So say I have a matrix $$\begin{bmatrix} \begin{bmatrix} 1 \\ 2 \end{bmatrix}^T & \begin{bmatrix} 3 \\ 4 \end{bmatrix}^T & \begin{bmatrix} 5 \\ 6 \end{bmatrix}^T \end{bmatrix}^T.$$

How would I simplify this? I've tried two ways and they give me different resultant matrices, so I wanted to know if there's any specific order on these. For the example above, do we treat each inner matrix as a single element of the outer one, or do we treat all the inner matrices' elements as elements of the outer one?

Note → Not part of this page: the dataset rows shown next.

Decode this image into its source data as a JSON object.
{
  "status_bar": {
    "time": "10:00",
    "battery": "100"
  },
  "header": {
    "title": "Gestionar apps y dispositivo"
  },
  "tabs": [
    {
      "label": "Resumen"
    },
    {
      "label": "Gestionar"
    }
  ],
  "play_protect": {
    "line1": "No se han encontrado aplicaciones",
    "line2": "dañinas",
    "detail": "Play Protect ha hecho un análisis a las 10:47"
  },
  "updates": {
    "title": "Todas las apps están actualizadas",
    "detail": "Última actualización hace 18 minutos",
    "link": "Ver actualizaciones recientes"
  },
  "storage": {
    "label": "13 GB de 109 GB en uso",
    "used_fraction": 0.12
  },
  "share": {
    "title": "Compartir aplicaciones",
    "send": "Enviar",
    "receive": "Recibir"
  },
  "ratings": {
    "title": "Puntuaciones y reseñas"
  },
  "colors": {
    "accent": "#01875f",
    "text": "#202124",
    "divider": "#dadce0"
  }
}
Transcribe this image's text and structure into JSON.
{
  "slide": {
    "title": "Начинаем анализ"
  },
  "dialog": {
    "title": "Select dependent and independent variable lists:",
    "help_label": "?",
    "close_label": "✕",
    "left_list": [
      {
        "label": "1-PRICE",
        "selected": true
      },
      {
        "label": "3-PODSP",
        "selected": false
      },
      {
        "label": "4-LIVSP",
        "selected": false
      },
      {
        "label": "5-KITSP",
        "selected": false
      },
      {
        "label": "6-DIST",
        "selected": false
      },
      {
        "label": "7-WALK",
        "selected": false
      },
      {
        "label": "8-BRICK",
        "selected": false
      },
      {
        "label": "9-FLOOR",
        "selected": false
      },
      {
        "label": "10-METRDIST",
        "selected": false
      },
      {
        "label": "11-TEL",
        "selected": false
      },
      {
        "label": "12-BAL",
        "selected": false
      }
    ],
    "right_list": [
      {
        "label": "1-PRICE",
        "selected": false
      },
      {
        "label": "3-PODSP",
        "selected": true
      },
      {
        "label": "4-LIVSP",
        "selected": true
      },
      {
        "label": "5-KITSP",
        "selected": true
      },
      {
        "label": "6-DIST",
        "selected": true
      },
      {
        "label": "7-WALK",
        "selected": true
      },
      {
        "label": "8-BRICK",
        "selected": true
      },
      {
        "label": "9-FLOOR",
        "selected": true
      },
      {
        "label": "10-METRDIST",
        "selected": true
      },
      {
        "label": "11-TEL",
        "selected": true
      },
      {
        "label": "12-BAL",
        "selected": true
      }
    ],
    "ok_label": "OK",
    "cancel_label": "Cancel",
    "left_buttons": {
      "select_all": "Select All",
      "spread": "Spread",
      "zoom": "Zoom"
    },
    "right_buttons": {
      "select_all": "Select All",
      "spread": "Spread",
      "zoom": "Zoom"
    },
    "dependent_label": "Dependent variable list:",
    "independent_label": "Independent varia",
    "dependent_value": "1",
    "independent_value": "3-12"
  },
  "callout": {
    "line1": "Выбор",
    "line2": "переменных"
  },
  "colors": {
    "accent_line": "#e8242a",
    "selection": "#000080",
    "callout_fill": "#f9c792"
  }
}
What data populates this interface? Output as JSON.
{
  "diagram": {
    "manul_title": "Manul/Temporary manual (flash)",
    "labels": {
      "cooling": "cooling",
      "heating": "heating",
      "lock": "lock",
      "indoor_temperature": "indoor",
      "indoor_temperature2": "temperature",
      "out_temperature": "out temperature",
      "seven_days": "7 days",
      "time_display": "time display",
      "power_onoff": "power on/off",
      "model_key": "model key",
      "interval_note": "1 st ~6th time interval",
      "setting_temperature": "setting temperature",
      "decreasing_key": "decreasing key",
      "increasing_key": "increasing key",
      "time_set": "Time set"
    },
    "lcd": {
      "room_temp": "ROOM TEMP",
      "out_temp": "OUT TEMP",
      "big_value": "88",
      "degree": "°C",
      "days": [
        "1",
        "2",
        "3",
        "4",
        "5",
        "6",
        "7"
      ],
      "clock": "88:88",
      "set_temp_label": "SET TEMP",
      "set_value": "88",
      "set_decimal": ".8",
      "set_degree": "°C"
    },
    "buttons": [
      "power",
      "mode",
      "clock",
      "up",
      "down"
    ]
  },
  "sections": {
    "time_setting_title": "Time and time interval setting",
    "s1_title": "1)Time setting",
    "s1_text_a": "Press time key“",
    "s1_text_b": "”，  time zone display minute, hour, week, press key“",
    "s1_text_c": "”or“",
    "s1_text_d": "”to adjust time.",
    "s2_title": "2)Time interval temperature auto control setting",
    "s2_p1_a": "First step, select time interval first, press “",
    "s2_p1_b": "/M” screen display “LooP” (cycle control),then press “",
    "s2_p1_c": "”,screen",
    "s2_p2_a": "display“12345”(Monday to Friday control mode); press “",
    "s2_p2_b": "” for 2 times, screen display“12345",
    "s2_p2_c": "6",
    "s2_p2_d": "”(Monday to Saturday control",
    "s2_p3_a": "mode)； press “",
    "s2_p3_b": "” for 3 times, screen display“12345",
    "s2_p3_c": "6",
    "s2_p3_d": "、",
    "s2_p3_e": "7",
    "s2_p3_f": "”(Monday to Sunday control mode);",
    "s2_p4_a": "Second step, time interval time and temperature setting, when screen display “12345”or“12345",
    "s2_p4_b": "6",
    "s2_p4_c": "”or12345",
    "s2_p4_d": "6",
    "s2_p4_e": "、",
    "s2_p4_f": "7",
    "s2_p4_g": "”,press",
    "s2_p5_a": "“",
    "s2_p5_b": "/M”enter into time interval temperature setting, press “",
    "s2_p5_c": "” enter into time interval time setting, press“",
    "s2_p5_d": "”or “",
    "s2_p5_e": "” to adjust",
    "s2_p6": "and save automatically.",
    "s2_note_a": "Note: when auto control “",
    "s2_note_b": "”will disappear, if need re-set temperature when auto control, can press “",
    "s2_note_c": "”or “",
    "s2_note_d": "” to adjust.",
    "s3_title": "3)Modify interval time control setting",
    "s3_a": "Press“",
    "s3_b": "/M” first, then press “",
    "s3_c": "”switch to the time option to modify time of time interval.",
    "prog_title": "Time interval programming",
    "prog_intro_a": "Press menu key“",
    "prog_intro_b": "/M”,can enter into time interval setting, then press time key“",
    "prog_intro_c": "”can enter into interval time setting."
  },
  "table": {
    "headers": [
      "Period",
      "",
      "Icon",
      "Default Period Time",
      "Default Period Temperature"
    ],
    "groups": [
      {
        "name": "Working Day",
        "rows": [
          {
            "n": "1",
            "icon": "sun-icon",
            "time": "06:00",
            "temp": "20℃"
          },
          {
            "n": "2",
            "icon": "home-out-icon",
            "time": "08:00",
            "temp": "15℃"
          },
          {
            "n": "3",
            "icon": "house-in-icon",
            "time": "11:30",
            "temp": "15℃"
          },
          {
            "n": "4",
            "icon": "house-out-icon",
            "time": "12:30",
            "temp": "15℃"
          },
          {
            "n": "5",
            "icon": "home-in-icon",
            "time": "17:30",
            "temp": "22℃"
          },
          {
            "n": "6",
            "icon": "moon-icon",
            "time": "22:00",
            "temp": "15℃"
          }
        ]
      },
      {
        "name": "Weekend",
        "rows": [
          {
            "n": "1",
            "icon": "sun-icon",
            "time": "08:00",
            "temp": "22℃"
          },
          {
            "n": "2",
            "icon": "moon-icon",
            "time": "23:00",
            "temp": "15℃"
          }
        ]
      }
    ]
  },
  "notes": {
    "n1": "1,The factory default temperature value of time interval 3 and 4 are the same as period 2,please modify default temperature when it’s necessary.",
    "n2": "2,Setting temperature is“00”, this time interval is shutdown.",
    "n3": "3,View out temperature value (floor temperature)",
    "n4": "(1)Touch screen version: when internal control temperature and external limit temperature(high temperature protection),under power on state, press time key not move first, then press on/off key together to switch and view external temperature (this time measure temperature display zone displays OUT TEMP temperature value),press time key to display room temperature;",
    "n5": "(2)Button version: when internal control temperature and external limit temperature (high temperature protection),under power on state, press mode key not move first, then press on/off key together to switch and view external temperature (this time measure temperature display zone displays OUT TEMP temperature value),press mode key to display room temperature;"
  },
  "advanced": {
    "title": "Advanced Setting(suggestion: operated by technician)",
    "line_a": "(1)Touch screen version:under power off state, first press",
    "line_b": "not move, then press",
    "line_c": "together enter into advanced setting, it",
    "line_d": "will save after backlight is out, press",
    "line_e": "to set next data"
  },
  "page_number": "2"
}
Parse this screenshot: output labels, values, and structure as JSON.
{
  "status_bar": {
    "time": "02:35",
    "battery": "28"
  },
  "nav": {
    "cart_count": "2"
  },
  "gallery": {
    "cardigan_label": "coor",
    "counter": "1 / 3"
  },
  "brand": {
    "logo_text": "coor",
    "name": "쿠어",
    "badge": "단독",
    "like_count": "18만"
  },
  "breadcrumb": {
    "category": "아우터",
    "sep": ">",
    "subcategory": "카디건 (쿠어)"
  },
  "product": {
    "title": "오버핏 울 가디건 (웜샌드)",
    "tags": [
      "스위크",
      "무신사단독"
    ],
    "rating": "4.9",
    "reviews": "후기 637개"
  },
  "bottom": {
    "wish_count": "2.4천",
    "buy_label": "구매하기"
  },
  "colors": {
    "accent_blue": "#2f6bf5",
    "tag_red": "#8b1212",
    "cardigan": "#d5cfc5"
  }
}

I'm asking mostly because I'm trying to understand the construction of a certain matrix in a paper I'm reading, and I'm not fully sure if I've seen something like $$A = \begin{bmatrix} a^{(1)^T} & \dots & a^{(n)^T} \end{bmatrix}^T$$ before, (where the $$a^{(i)}$$'s are matrices as well).

It would be super helpful if anyone could explain. Thank you!

• Is the paper publicly available? Perhaps it would be possible to infer which of the two meanings they have in mind from the context?
– user700480
Commented Sep 6, 2022 at 10:26

The usual interpretation of a notation like this is that $$\begin{bmatrix} A^T & B^T & C^T \end{bmatrix}$$ is a matrix in block format, so it is really just a single matrix composed of the elements that belonged to $$A^T,$$ $$B^T,$$ and $$C^T.$$ When you transpose it, its first row becomes its first column, etc., so
$$\begin{bmatrix} A^T & B^T & C^T \end{bmatrix}^T = \begin{bmatrix} A \\ B \\ C \end{bmatrix}.$$
For example, $$\begin{bmatrix} \begin{bmatrix} 1 \\ 2 \end{bmatrix}^T & \begin{bmatrix} 3 \\ 4 \end{bmatrix}^T & \begin{bmatrix} 5 \\ 6 \end{bmatrix}^T \end{bmatrix}^T = \begin{bmatrix} 1 & 2 & 3 & 4 & 5 & 6 \end{bmatrix}^T = \begin{bmatrix} 1 \\ 2 \\ 3 \\ 4 \\ 5 \\ 6 \end{bmatrix}$$
A reason to use the transpose within the transpose is that you really wanted the blocks of the matrix to be arranged in a column like this, $$\begin{bmatrix} A \\ B \\ C \end{bmatrix},$$ but you want to write the matrix as a formula inline with your text, or you just don't want to use that much vertical space.